Start of STORED DATA
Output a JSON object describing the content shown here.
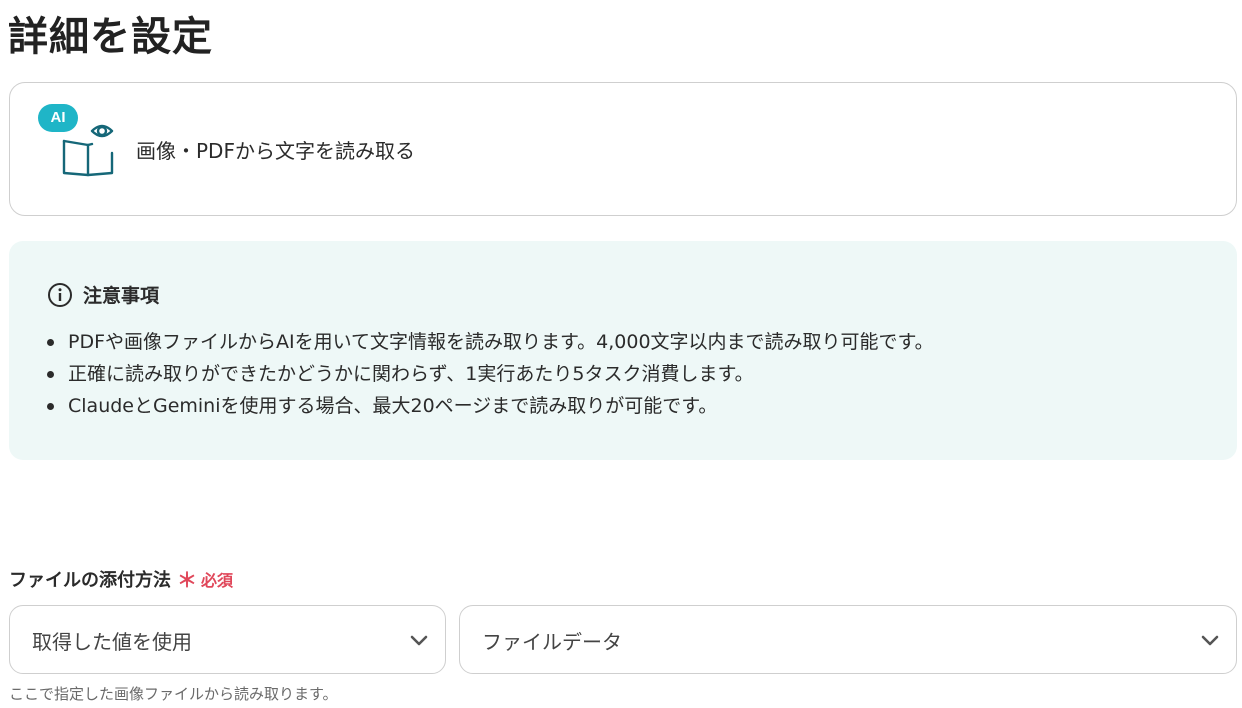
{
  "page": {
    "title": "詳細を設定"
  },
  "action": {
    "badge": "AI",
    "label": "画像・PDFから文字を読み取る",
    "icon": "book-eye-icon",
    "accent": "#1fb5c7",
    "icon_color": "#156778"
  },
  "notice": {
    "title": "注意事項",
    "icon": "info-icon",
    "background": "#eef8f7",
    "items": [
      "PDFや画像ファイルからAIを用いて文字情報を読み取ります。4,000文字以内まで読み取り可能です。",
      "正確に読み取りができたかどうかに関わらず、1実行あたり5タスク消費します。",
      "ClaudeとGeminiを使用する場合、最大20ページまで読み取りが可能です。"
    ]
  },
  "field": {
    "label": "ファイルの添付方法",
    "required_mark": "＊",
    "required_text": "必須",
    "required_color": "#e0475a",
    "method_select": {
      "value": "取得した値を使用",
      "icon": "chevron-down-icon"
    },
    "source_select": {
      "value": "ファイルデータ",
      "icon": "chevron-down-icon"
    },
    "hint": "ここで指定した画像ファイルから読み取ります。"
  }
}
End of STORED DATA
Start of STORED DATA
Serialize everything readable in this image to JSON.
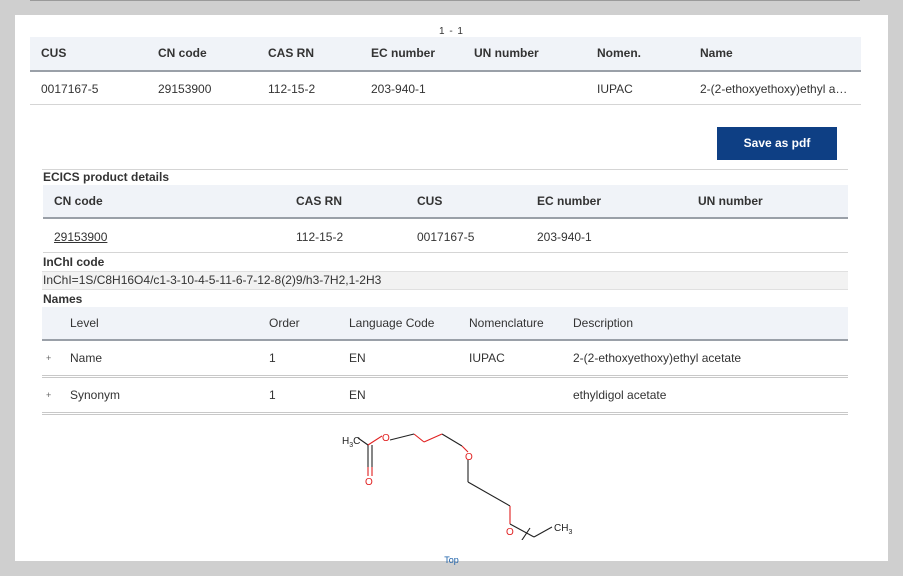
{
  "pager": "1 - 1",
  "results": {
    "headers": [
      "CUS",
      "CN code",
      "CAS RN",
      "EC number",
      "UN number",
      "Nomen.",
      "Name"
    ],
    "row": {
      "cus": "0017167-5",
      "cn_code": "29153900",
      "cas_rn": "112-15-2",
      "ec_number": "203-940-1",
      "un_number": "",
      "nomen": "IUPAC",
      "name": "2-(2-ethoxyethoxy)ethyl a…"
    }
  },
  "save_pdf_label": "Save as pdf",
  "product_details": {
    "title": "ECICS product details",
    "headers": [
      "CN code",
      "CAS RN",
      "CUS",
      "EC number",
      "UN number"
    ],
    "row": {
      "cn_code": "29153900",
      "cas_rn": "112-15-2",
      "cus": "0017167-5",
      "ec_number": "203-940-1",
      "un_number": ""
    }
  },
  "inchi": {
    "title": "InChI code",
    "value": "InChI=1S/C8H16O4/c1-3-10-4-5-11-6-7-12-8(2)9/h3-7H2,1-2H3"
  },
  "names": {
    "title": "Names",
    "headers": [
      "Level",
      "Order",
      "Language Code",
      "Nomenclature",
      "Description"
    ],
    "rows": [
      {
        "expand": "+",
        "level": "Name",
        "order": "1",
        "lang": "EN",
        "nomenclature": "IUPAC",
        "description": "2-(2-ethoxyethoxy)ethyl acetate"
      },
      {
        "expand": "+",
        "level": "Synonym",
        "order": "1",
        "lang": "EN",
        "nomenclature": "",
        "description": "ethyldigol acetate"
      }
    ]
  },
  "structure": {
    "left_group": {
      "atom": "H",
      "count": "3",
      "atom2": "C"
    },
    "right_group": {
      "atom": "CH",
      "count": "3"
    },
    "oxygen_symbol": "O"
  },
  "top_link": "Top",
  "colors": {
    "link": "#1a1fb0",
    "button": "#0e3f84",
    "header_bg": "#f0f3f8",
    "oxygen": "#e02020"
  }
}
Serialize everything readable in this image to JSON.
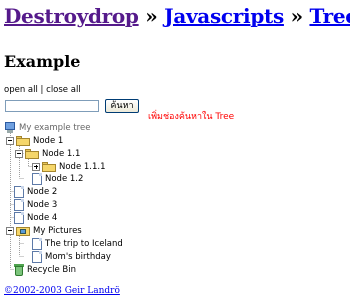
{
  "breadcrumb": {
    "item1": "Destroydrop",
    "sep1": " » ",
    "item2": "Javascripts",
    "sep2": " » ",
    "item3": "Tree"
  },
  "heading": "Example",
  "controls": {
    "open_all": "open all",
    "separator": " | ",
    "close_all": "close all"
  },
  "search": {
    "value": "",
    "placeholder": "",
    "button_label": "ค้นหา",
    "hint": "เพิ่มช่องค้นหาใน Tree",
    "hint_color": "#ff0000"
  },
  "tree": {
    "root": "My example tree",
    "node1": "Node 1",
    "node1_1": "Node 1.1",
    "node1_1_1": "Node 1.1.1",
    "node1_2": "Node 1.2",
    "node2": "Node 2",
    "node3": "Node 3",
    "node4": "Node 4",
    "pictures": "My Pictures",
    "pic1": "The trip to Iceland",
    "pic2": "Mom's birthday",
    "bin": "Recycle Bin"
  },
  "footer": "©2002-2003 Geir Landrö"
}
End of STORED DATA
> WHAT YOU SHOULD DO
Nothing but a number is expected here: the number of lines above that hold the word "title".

> PROBLEM SOLUTION
5